HP Officejet 150: Expensive Shoebox-Size Scanning And Printing
Hewlett-Packard's new inkjet printer and sheetfed scanner combo is smaller than a shoebox, making it a good choice for small offices or people on the go.
The HP Officejet 150 Mobile All-in-One is for people who either have very little square footage for a printer, or don't know where they're going to need to do their printing and scanning. Students, travelers, and people living in glove-compartment apartments will appreciate it. Those on the go or in places with spotty power will be especially fond of the included lithium battery, which HP alleges will provide power enough for up to 500 pages of printing when fully charged.
The downside is the price: $399 list, which is more than some full-size office all-in-ones with flatbed scanning.
The Officejet 150 has a USB port but doesn't have to be connected to a PC to print. It can print—although not scan—wirelessly, over Bluetooth. Unfortunately, it doesn't have Wi-Fi capability.
The Officejet 150's touch panel makes a lot of common actions possible without needing to touch the computer. You can scan a document by feeding it into the device, touching "Scan" on the panel, then selecting a destination. Scans sent to the PC show up automatically in the My Pictures folder, and you can also send scans to a memory card, attached USB device, or Bluetooth target. Likewise, you can print images directly from a card or USB drive using the front panel.
The faster the print speed, the lower the quality, of course--unless you're doing everyday text. Printing an all-text black-and-white document page took a mere eight seconds, which I shaved to five seconds in high-speed draft mode, and the differences in quality was minimal. Graphics, on the other hand, requires standard-quality mode to look good. Images and charts are visibly wobblier in draft mode. Printing a two-page document with a mix of graphics and text took a minute and five seconds in standard-quality mode.
The printer also can produce borderless photos up 4 x 6 inches. If you're printing photos bigger than that, you'll want a printer with bigger ink tanks anyway, because the 150 uses the relatively tiny HP 95/98 series cartridges.
Because the scanner is a page-at-a-time sheetfed model and not a flatbed, there are some limits as to what can be done. Scanning business cards, for instance, was a little tricky--you have to feed cards long-edge first, dead center in the tray, and even so the scanner sometimes complains the document isn't properly loaded.
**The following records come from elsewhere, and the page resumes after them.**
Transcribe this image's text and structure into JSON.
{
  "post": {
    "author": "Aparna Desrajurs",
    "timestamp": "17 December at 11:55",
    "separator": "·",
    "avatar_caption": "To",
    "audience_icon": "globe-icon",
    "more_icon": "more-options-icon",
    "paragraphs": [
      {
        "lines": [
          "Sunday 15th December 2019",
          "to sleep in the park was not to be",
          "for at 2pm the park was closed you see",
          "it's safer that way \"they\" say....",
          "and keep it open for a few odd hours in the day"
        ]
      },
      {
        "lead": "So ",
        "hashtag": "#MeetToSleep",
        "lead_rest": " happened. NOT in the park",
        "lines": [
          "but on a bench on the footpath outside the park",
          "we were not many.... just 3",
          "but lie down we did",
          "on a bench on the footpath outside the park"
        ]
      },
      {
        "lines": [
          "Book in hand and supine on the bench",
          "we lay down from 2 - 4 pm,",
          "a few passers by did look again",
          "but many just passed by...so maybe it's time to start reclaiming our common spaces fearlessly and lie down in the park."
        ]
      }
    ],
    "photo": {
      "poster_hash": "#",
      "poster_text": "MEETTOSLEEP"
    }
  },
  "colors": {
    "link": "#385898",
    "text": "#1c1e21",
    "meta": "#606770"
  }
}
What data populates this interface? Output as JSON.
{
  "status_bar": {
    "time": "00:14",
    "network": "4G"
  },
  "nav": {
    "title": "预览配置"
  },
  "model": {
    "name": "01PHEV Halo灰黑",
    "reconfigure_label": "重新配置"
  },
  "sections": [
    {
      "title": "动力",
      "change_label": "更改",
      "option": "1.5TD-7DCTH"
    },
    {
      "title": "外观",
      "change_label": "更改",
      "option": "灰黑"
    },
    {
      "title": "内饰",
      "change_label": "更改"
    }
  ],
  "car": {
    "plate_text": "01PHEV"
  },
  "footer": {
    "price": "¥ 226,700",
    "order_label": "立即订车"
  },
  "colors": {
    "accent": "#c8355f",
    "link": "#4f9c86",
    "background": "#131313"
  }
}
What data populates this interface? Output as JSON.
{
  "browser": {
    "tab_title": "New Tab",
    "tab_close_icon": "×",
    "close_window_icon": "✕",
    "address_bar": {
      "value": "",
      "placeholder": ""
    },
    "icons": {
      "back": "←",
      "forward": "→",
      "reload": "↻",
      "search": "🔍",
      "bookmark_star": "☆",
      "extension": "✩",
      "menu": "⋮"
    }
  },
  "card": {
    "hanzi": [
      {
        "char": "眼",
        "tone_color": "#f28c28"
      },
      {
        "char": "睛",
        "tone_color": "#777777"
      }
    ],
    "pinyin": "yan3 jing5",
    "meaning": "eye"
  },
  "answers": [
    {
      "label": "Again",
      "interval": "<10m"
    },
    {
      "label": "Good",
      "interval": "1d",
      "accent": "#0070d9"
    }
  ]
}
Also be warned that the printer doesn't scan or print straight through, so items scanned from cardstock or printed on label sheets might get bent or splayed.
The printer comes with the minimally-useful HP Document Manager software, which is little more than a quick way to get access on the PC side to the printer's scanning functions or a stripped-down edition of the I.R.I.S. OCR package. The latter has very little in the way of interactivity, which makes it useless for all but the most basic, plain-vanilla recognition jobs. This is about par for the course for software bundled with printers, though.
Name: HP Officejet 150 Mobile All-in-One
This portable printer and sheetfed scanner won't eclipse any of its full-size counterparts, despite being priced as much as any of them.
Lithium battery powers the printer when no outlets are available.
InformationWeek Elite 100Our data shows these innovators using digital technology in two key areas: providing better products and cutting costs. Almost half of them expect to introduce a new IT-led product this year, and 46% are using technology to make business processes more efficient.
The UC Infrastructure TrapWorries about subpar networks tanking unified communications programs could be valid: Thirty-one percent of respondents have rolled capabilities out to less than 10% of users vs. 21% delivering UC to 76% or more. Is low uptake a result of strained infrastructures delivering poor performance?
InformationWeek Tech Digest, Nov. 10, 2014Just 30% of respondents to our new survey say their companies are very or extremely effective at identifying critical data and analyzing it to make decisions, down from 42% in 2013. What gives?